Director: Alfred Hitchcock
based on Joseph Conrad’s novel THE SECRET AGENT
Cinematography: Bernard Knowles
A Hitchcock thriller made in his UK years, SABOTAGE opens with its own definition in a dictionary, but there is little to be said apropos of the motivation behind the anarchists. It is an usual London night, all the razzle-dazzle is in full bloom, suddenly a blackout causes some commotion on the street and in the center stage there is Bijou cinema, where patrons are baying for refund of their tickets, at the same time, its owner Mr. Verloc (Homolka) furtively sneaks back to his apartment upstairs, and pretends that he has never gone out when his wife (Sidney) surprisingly finds him on the bed.
So it seems that this time Mr. Hitchcock doesn’t play either the whodunit or the why-do-it card and clocking in a condensed 76-minute, the film even waive the possibility of a McGuffin to compel audience into the puzzle. Admittedly, there is no puzzle at all, Mr. Verloc is the said saboteur, whose blackout sabotage doesn’t quite hit the mark (even being pilloried by the media) and he is tasked to up the antes, it doesn’t take much persuasion for him to forgo his no-casualties-causing vow to collude with a professor (Dewhurst) who is excel at making “fireworks”. In a straightforward manner, the story also sidetracks in the incipient attractions between Ms. Verloc and Ted (Loder), who works in the greengrocery next to the cinema, but his real identity is an undercover sergeant of Scotland Yard, and secretly stakes out Mr. Verloc.
Ms. Verloc has no inking of her hubby’s insidious deal, time and again she tells Ted that Mr. Verloc has the most kindhearted soul she has ever met, which is a farcically self-defeating statement because whoever has eyes can palpably detect something amiss in Oskar Homolka’s hammy affectation with all those mannered scowls and insincere oratory, one might seriously wonder how dumb a woman could be if she fails to sense that from the man she shares a bed every night, that’s a disservice to Hitchcock’s heroine, beautiful but dumb, yet, she still deserves a miracle in the end.
Then there is that infamous “boy with a bomb” set piece, the story is a no-brainer, but the suspense never goes to seed under Hitchcock’s rein. One must admit it is a left-field coup-de-théâtre (through a string of heightened montages) a first-time spectator barely can see it coming, Mr. Hitchcock really dares to corroborate that nothing is impossible on the silver screen, although in retrospect this only materializes as a flash in the pan because when he veers into the Hollywood thoroughfare, he will be inured to adhere to a more morally rigorous precept.
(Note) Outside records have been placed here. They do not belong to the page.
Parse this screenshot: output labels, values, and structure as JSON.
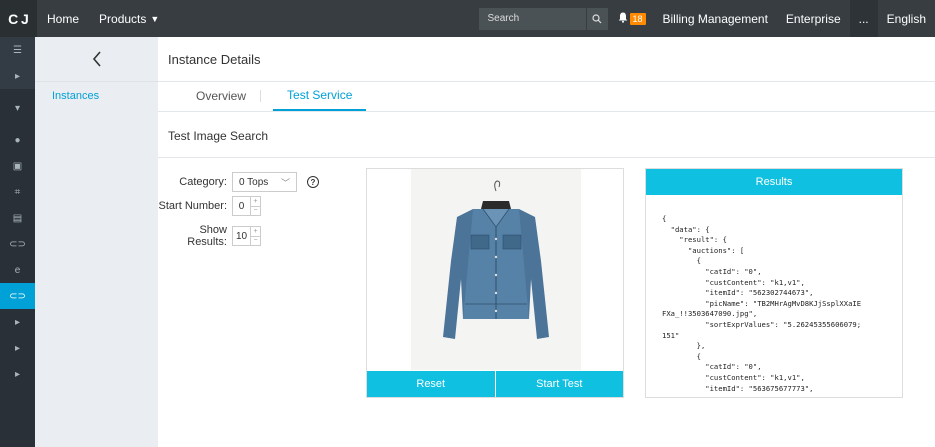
{
  "topbar": {
    "logo": "C J",
    "home": "Home",
    "products": "Products",
    "search_placeholder": "Search",
    "notification_count": "18",
    "billing": "Billing Management",
    "enterprise": "Enterprise",
    "more": "...",
    "language": "English"
  },
  "sidebar": {
    "icons": [
      "menu-icon",
      "expand-arrow-icon",
      "collapse-arrow-icon",
      "dot-icon",
      "ecs-icon",
      "chart-icon",
      "database-icon",
      "cloud-icon",
      "e-icon",
      "image-search-icon",
      "expand-arrow-icon",
      "expand-arrow-icon",
      "expand-arrow-icon"
    ]
  },
  "subside": {
    "back": "<",
    "instances": "Instances"
  },
  "main": {
    "title": "Instance Details",
    "tabs": [
      "Overview",
      "Test Service"
    ],
    "active_tab": "Test Service",
    "section_title": "Test Image Search",
    "form": {
      "category_label": "Category:",
      "category_value": "0 Tops",
      "start_label": "Start Number:",
      "start_value": "0",
      "show_label": "Show Results:",
      "show_value": "10"
    },
    "buttons": {
      "reset": "Reset",
      "start_test": "Start Test"
    },
    "results_title": "Results",
    "results_text": "{\n  \"data\": {\n    \"result\": {\n      \"auctions\": [\n        {\n          \"catId\": \"0\",\n          \"custContent\": \"k1,v1\",\n          \"itemId\": \"562302744673\",\n          \"picName\": \"TB2MHrAgMvD8KJjSsplXXaIE\nFXa_!!3503647090.jpg\",\n          \"sortExprValues\": \"5.26245355606079;\n151\"\n        },\n        {\n          \"catId\": \"0\",\n          \"custContent\": \"k1,v1\",\n          \"itemId\": \"563675677773\","
  },
  "colors": {
    "accent": "#00a1d6",
    "button": "#0fc0e1",
    "topbar": "#373d41",
    "sidebar": "#293038",
    "badge": "#ff8a00"
  }
}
A minor Hitchcock film can still be engaging, only its aftertaste tends to be a shade astringent.